AD: Cost of attendance is costly, necessary
By Nathan Summers
The Daily Reflector
Tuesday, August 8, 2017
Perhaps it is just human nature to take certain things for granted, even in the multi-million-dollar world of college athletics.
Just a few years ago, a trend swept through that world, football-first as it often does. Schools and conferences began offering their student-athletes full cost of attendance in addition to the usual benefits of a scholarship.
East Carolina was at the forefront of the trend, as was the American Athletic Conference it had recently joined. It was a tall order at the time financially and understandably it still is. Cost of attendance is now treated simply as a matter of course, especially now that the American has adopted all of the rules and regulations that are followed by the Power Five conferences they hope to join sometime soon.
So it is merely expected. ECU Director of Athletics Jeff Compher, who once worked in student affairs at N.C. State, likened it to dorm renovations on college campuses.
“You work your butt off to make sure the building is perfect, their rooms are perfect and everything’s working — the plugs are working, the cable’s working, the key works, all that,” Compher joked recently. “Two weeks later, everybody forgets about everything you went through to make it happen. They’re all in class, they doing their homework, they’re hanging out with their roommates, so it’s the same thing.”
The impact of the cost of attendance commitment has turned into expectation, Compher said, but it would appear to be just another in a long line of expectations to be met to stay on course with the American’s Power Six movement toward future inclusion with the autonomous leagues.
The AD readily admits the cost is a worthy one for bettering the daily lives of his student-athletes, and knows there is pressure behind all such decisions.
“We have adopted every Power Six or (Power) Five legislative initiative that they’ve put forth as a conference, and I think that’s what sets us apart from all the other conferences and makes us a Power Six conference,” Compher said. “Monetarily, it’s maybe an expense five years ago you weren’t anticipating, but what it’s done for us as a program is say we’re on a level playing field with anybody in the country. We’re committed to that.”

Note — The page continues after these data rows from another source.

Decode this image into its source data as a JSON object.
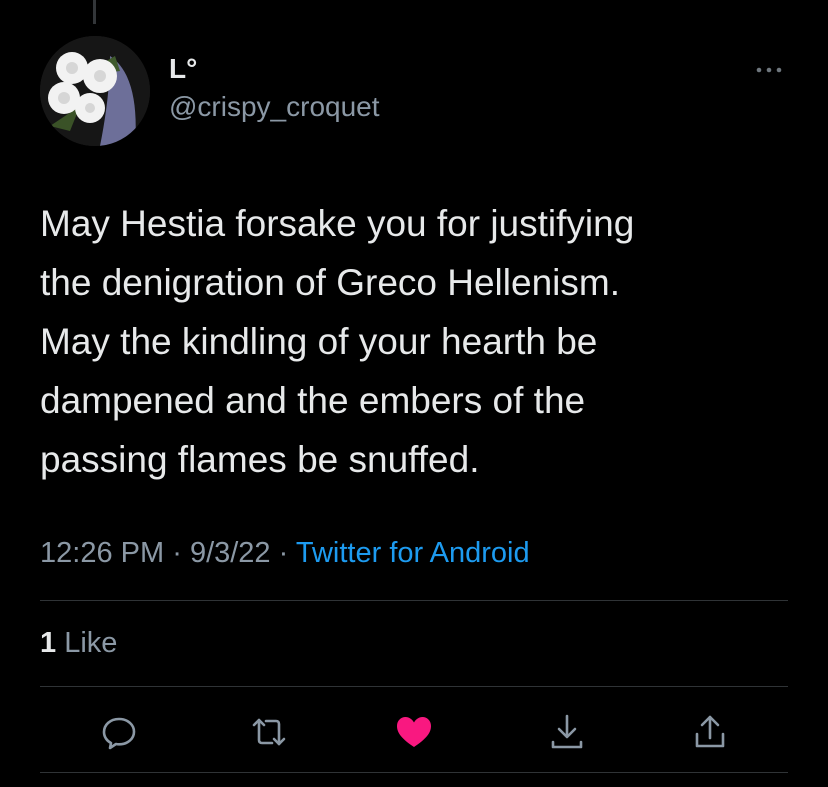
{
  "author": {
    "display_name": "L°",
    "handle": "@crispy_croquet"
  },
  "tweet": {
    "text": "May Hestia forsake you for justifying\nthe denigration of Greco Hellenism.\nMay the kindling of your hearth be\ndampened and the embers of the\npassing flames be snuffed."
  },
  "meta": {
    "time": "12:26 PM",
    "separator": "·",
    "date": "9/3/22",
    "source": "Twitter for Android"
  },
  "stats": {
    "likes_count": "1",
    "likes_label": "Like"
  },
  "actions": [
    "reply-icon",
    "retweet-icon",
    "like-icon",
    "download-icon",
    "share-icon"
  ],
  "colors": {
    "background": "#000000",
    "text": "#e7e9ea",
    "secondary": "#8b98a5",
    "link": "#1d9bf0",
    "like_active": "#f91880",
    "divider": "#2f3336"
  }
}
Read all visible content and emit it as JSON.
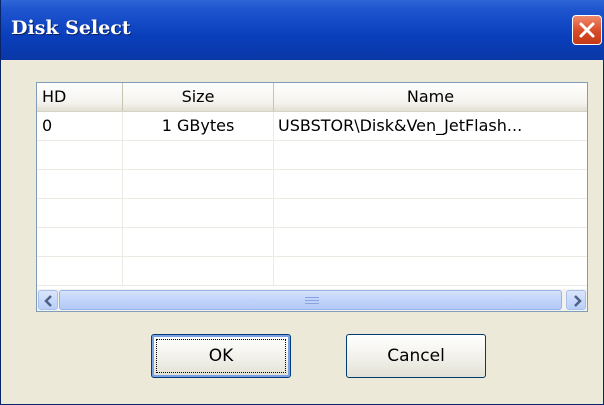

In terms of actual dollars, Compher said paying cost of attendance for ECU student-athletes is currently costing about $1 million per year in addition to traditional scholarship money.
Needless to say, the AD turns to the Pirate Club — the chief fund-raising arm of ECU athletics — for help in raising it.
But in his eyes there would have been no benefit in waiting around to see what other schools or conferences did, or to delay the burden of the new expense when the trend first began. The advantages outweighed the expense, he said.
“Competitively, what that means for us recruiting-wise, I think it’s immeasurable,” Compher said.
Contact Nathan Summers at firstname.lastname@example.org, 252-329-9595 and follow @NateSumm99 on Twitter.